Meet Nevo: girl, boy, he, she, him, her, they, them, daughter, son, teacher, student, friend, gay, bi, lesbian, trans, homo, Jew, dyke, masculine, feminine, androgynous, queer. Nevo was not born in the wrong body. Nevo just wants everyone to catch up with all that Nevo is. Personal, political and passionate, Finding Nevo is an autobiography about gender and everything that comes with it.
Finding Nevo is one of the most important books I’ve read all year. It’s a beautifully written insight into a young adult’s journey of self discovery. Following the life of Nevo, who’s never really known how they’re meant to ‘fit in’ to society and it’s restrictive labels and boxes, it shows us that identities can change and that genders and sexuality can be fluid. Finding Nevo serves as a powerful reminder that we should always aim to be true to ourselves, and that we should respect everyone as the amazing humans they are.

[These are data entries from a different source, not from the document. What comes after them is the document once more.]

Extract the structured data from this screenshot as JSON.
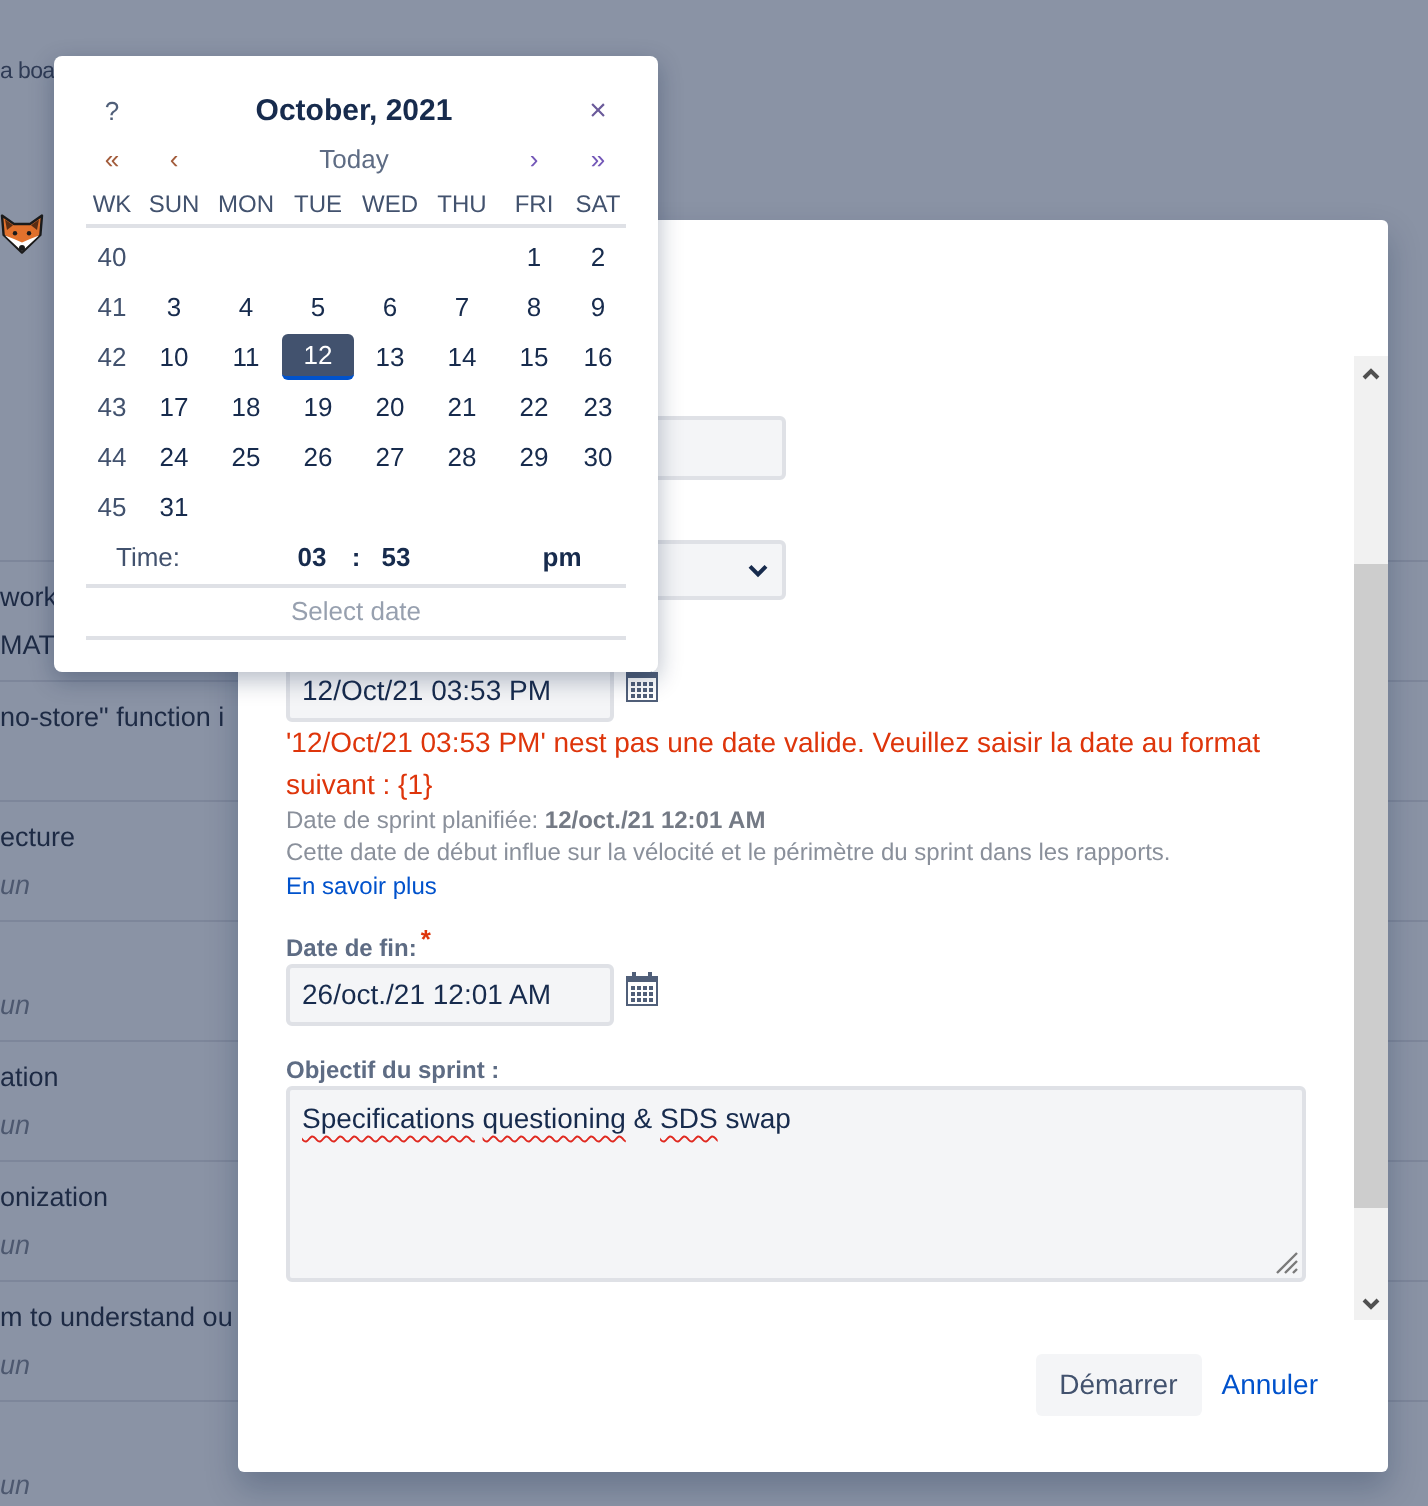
{
  "board": {
    "header_text": "a boa",
    "rows": [
      {
        "title": "work",
        "subtitle": "MAT",
        "italic": false
      },
      {
        "title": "no-store\" function i"
      },
      {
        "title": "ecture",
        "subtitle": "un",
        "italic": true
      },
      {
        "subtitle": "un",
        "italic": true
      },
      {
        "title": "ation",
        "subtitle": "un",
        "italic": true
      },
      {
        "title": "onization",
        "subtitle": "un",
        "italic": true
      },
      {
        "title": "m to understand ou",
        "subtitle": "un",
        "italic": true
      },
      {
        "subtitle": "un",
        "italic": true
      }
    ]
  },
  "modal": {
    "fields": [
      {
        "kind": "text"
      },
      {
        "kind": "select"
      },
      {
        "kind": "date",
        "value": "12/Oct/21 03:53 PM",
        "error": "'12/Oct/21 03:53 PM' nest pas une date valide. Veuillez saisir la date au format suivant : {1}",
        "planned": "Date de sprint planifiée: **12/oct./21 12:01 AM**",
        "help": "Cette date de début influe sur la vélocité et le périmètre du sprint dans les rapports.",
        "help_link": "En savoir plus"
      },
      {
        "kind": "date",
        "label": "Date de fin:",
        "required_mark": "*",
        "value": "26/oct./21 12:01 AM"
      },
      {
        "kind": "textarea",
        "label": "Objectif du sprint :",
        "words": [
          {
            "text": "Specifications",
            "misspelled": true
          },
          {
            "text": "questioning",
            "misspelled": true
          },
          {
            "text": "&",
            "misspelled": false
          },
          {
            "text": "SDS",
            "misspelled": true
          },
          {
            "text": "swap",
            "misspelled": false
          }
        ]
      }
    ],
    "buttons": [
      {
        "label": "Démarrer",
        "kind": "button"
      },
      {
        "label": "Annuler",
        "kind": "link"
      }
    ]
  },
  "date_picker": {
    "help": "?",
    "title": "October, 2021",
    "close": "×",
    "nav": [
      {
        "label": "«",
        "kind": "prev_year"
      },
      {
        "label": "‹",
        "kind": "prev_month"
      },
      {
        "label": "Today",
        "kind": "today"
      },
      {
        "label": "›",
        "kind": "next_month"
      },
      {
        "label": "»",
        "kind": "next_year"
      }
    ],
    "columns": [
      "WK",
      "SUN",
      "MON",
      "TUE",
      "WED",
      "THU",
      "FRI",
      "SAT"
    ],
    "weeks": [
      {
        "number": "40",
        "days": [
          {
            "day": "1",
            "selected": false
          },
          {
            "day": "2",
            "selected": false
          }
        ]
      },
      {
        "number": "41",
        "days": [
          {
            "day": "3",
            "selected": false
          },
          {
            "day": "4",
            "selected": false
          },
          {
            "day": "5",
            "selected": false
          },
          {
            "day": "6",
            "selected": false
          },
          {
            "day": "7",
            "selected": false
          },
          {
            "day": "8",
            "selected": false
          },
          {
            "day": "9",
            "selected": false
          }
        ]
      },
      {
        "number": "42",
        "days": [
          {
            "day": "10",
            "selected": false
          },
          {
            "day": "11",
            "selected": false
          },
          {
            "day": "12",
            "selected": true
          },
          {
            "day": "13",
            "selected": false
          },
          {
            "day": "14",
            "selected": false
          },
          {
            "day": "15",
            "selected": false
          },
          {
            "day": "16",
            "selected": false
          }
        ]
      },
      {
        "number": "43",
        "days": [
          {
            "day": "17",
            "selected": false
          },
          {
            "day": "18",
            "selected": false
          },
          {
            "day": "19",
            "selected": false
          },
          {
            "day": "20",
            "selected": false
          },
          {
            "day": "21",
            "selected": false
          },
          {
            "day": "22",
            "selected": false
          },
          {
            "day": "23",
            "selected": false
          }
        ]
      },
      {
        "number": "44",
        "days": [
          {
            "day": "24",
            "selected": false
          },
          {
            "day": "25",
            "selected": false
          },
          {
            "day": "26",
            "selected": false
          },
          {
            "day": "27",
            "selected": false
          },
          {
            "day": "28",
            "selected": false
          },
          {
            "day": "29",
            "selected": false
          },
          {
            "day": "30",
            "selected": false
          }
        ]
      },
      {
        "number": "45",
        "days": [
          {
            "day": "31",
            "selected": false
          }
        ]
      }
    ],
    "time": {
      "label": "Time:",
      "hours": "03",
      "separator": ":",
      "minutes": "53",
      "period": "pm"
    },
    "footer": "Select date"
  }
}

Not only was this book about Nevo’s experiences as identifying as a lesbian, transitioning to male and then identifying as queer and non-binary, but it’s also about their difficulties in society as a whole and how restrictive our heteronormative world really is. But Finding Nevo was as much a memoir about Nevo’s physical journey, but also emotional, mental, and spiritual one. Nevo openly discusses their battles with depression and anxiety, and how Judaism remains an integral part of who they are and how it played such a massive part in their life.
I loved this book not just because I identified with some of the things Nevo discussed — especially surrounding bisexuality and the society’s expectation that just because you belong to a marginalised group, you have to educate others about it and are expected to be best friends with everyone else in that marginalised sector — but also because it was just so raw. Nevo didn’t shy away when discussing their transition or even admitting to the times they felt they could have spoken up more. For anyone that cares about the LGBTQIA+ community and equal rights (which should be everyone with a beating heart), I urge you to go and grab a copy of Finding Nevo. You won’t regret it.
Other biographies / autobiographies I’ve enjoyed…
Have you read many biographies or autobiographies? Do you enjoy them? What’s the first one you ever read? Which is your favourite? Is there one you’ve been meaning to pick up for ages? I’d love to know!
Thanks to Simon & Schuster Australia for providing me with a copy of Note to Self and to Walker Books Australia for providing me with a copy of Finding Nevo in exchange for honest reviews.
Cute succulents used in header sourced from Pinterest.
Original, un-Photoshopped book sourced from WeHeartIt.
Photographs below Note to Self review sourced from Connor Franta’s Instagram.